“Park Lakes is a master planned community that offers gated access for all homeowners. Located within the community are five subdivisions commonly known as the Estates Sections (“The Estates”). The Estates were developed as a part of Park Lakes that offers additional restricted access for the benefit of those homeowners. The Estates are separated from the rest of the community by an inner “middle gate” and a “back gate” (i.e., the Wilson Road gate). The Wilson Road gate gives The Estates residents access to their subdivisions via Wilson Road, which other Park Lakes homeowners do not enjoy.
Because the middle gate was installed for the sole benefit of The Estates homeowners, its operational and maintenance costs are borne entirely by those residents. These costs are paid by The Estates homeowners in the form of a Neighborhood Assessment. The Neighborhood Assessment is in addition to the regular annual assessment paid by all Park Lakes homeowners for maintenance and upkeep of the overall community. For this reason The Estates homeowners pay slightly higher homeowner dues than other Park Lakes homeowners.
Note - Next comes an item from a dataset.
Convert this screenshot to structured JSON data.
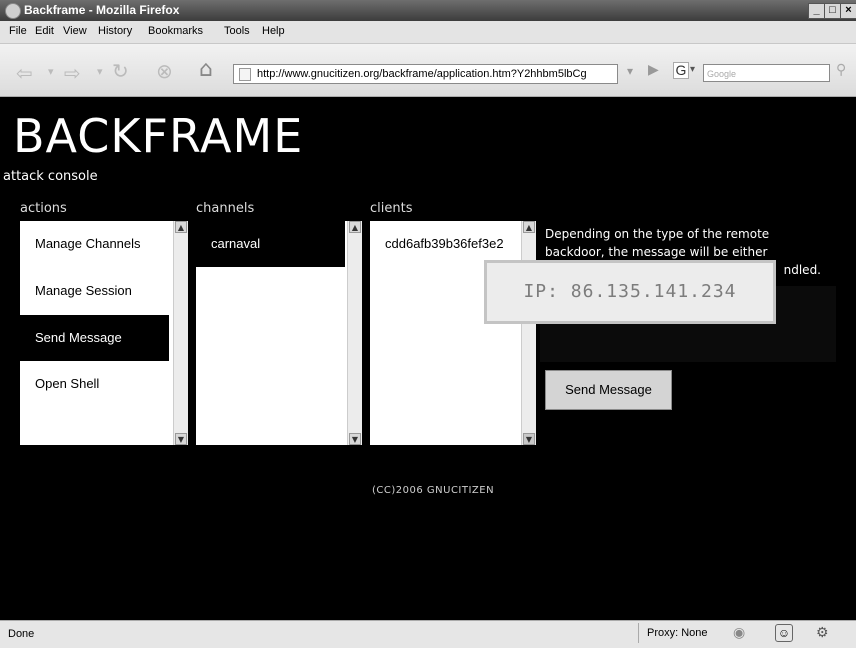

Mrs. Golden and a small, but vocal, group of homeowners have repeatedly requested that a manned access structure be installed at the back (Wilson Road) gate. Because the middle gate would remain in place for the sole benefit of The Estates homeowners, they would have to assume the financial burden of building and operating the new structure. It is not reasonable to expect homeowners who do not live in The Estates to pay for an access structure on Wilson Road which they cannot use. In addition to construction costs, the additional cost of maintaining the new access structure would require a substantial increase in the Neighborhood Assessment paid by The Estates owners.
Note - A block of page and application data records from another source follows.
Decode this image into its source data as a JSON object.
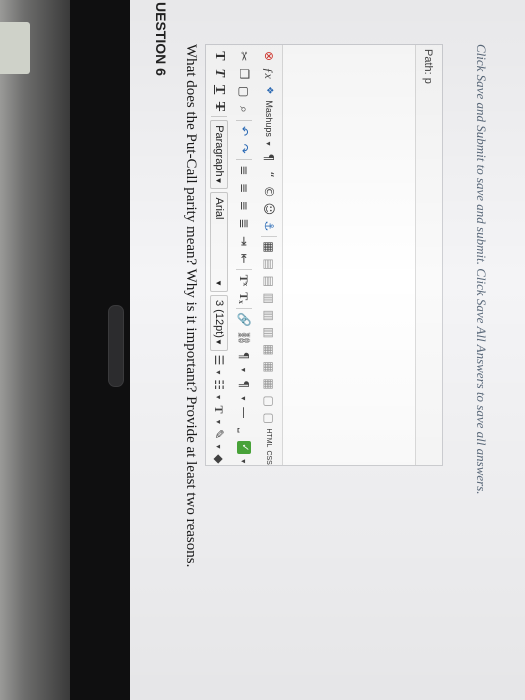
{
  "question": {
    "heading": "UESTION 6",
    "text": "What does the Put-Call parity mean? Why is it important? Provide at least two reasons."
  },
  "toolbar": {
    "row1": {
      "bold": "T",
      "italic": "T",
      "underline": "T",
      "strike": "T",
      "paragraph": "Paragraph",
      "font": "Arial",
      "size": "3 (12pt)"
    },
    "row3": {
      "mashups": "Mashups",
      "html": "HTML",
      "css": "CSS"
    }
  },
  "editor": {
    "path_label": "Path: p"
  },
  "footer": {
    "note": "Click Save and Submit to save and submit. Click Save All Answers to save all answers."
  }
}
Should The Estates homeowners vote to remove the middle gate using the procedure outlined in existing deed restrictions, all owners in Park Lakes would be able to enter and exit through the Wilson Road gate. At the same time, a public discussion could be initiated amongst all Park Lakes homeowners regarding constructing of an access structure at the Wilson Road gate, with the operational costs borne by the entire community.
There was a prior attempt by a group of homeowners in The Estates to amend existing deed restrictions and remove the middle gate. Although these homeowners canvassed The Estates – walking every street and knocking on doors – homeowners in The Estates did not support removing the middle gate. The PLPOA board of directors again reiterates that that it cannot make decisions based on how homeowners thought the community would be developed; nor can it act based on what homeowners believed the original developer promised in the past.
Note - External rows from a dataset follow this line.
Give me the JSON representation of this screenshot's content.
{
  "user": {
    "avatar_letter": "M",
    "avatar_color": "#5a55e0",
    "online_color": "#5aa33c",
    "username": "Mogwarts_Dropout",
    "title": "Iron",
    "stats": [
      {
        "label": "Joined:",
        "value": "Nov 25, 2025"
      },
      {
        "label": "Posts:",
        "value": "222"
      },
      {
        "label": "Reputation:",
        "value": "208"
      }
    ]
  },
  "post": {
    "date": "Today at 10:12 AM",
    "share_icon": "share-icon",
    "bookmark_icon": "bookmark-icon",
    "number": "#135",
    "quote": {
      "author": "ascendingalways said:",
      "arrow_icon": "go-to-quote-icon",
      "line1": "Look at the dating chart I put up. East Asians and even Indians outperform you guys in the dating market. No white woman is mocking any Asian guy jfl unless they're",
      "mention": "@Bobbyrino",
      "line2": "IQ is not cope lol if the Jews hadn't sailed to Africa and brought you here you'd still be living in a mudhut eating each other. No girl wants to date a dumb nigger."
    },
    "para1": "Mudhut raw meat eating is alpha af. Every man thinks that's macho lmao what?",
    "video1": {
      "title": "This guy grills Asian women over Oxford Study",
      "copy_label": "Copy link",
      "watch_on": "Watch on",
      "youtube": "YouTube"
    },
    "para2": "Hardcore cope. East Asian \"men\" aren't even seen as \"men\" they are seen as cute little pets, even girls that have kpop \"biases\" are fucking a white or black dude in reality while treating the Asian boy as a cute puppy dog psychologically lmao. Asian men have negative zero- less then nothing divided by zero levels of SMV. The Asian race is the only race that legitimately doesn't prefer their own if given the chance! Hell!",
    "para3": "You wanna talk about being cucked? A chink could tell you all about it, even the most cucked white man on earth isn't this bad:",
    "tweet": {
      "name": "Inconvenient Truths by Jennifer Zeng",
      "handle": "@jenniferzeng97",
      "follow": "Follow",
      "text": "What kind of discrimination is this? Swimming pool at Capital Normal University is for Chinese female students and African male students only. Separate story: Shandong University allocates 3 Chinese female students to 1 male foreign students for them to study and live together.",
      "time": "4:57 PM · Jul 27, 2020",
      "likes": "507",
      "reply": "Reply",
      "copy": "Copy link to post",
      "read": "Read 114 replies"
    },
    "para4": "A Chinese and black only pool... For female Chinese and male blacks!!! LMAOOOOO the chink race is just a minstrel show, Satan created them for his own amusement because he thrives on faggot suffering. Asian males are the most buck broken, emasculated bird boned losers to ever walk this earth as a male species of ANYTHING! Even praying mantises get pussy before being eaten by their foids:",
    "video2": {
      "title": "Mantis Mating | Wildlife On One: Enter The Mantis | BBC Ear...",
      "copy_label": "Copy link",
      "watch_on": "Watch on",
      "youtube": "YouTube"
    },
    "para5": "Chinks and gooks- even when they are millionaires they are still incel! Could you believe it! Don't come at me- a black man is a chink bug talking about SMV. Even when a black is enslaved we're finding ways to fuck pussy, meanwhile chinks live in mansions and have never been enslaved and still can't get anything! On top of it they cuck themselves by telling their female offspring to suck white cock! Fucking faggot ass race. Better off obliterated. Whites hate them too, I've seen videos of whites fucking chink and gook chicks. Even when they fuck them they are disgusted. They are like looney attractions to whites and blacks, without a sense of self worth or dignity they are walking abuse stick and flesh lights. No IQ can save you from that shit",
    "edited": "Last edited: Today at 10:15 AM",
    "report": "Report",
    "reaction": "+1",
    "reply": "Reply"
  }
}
The Park Lakes Property Owners Association (PLPOA) is not aware of any attempt by Mrs. Golden or others to obtain a vote by The Estates homeowners for the purpose of removing the middle gate. Nor is the board aware of any attempt – should the middle gate remain in place – to ascertain the willingness of The Estates homeowners to bear the cost of constructing and manning a Wilson Road access structure. The PLPOA board welcomes Mrs. Golden – or any other homeowner – to involve all their neighbors in the conversation to determine how to best move forward. The PLPOA board cannot unilaterally make this decision for homeowners in The Estates.
Ms. Golden’s statement that she waited “eight years until the community was 75-percent built out” cannot be confirmed as any development-related issues, including the alleged promise of a Wilson Road access structure, are completely separate and independent from the PLPOA and its current board of directors. Nor can the PLPOA board of directors respond to Ms. Golden’s statement that she “built in this community…for added safety” as Harris County Real Property Records indicate that she did not obtain an ownership interest in her property (which appears to have been purchased in 2010 by James Golden who is described in the deed as “a Single man”), until 2021.”
Park Lakes Property Owners Association
Board of Directors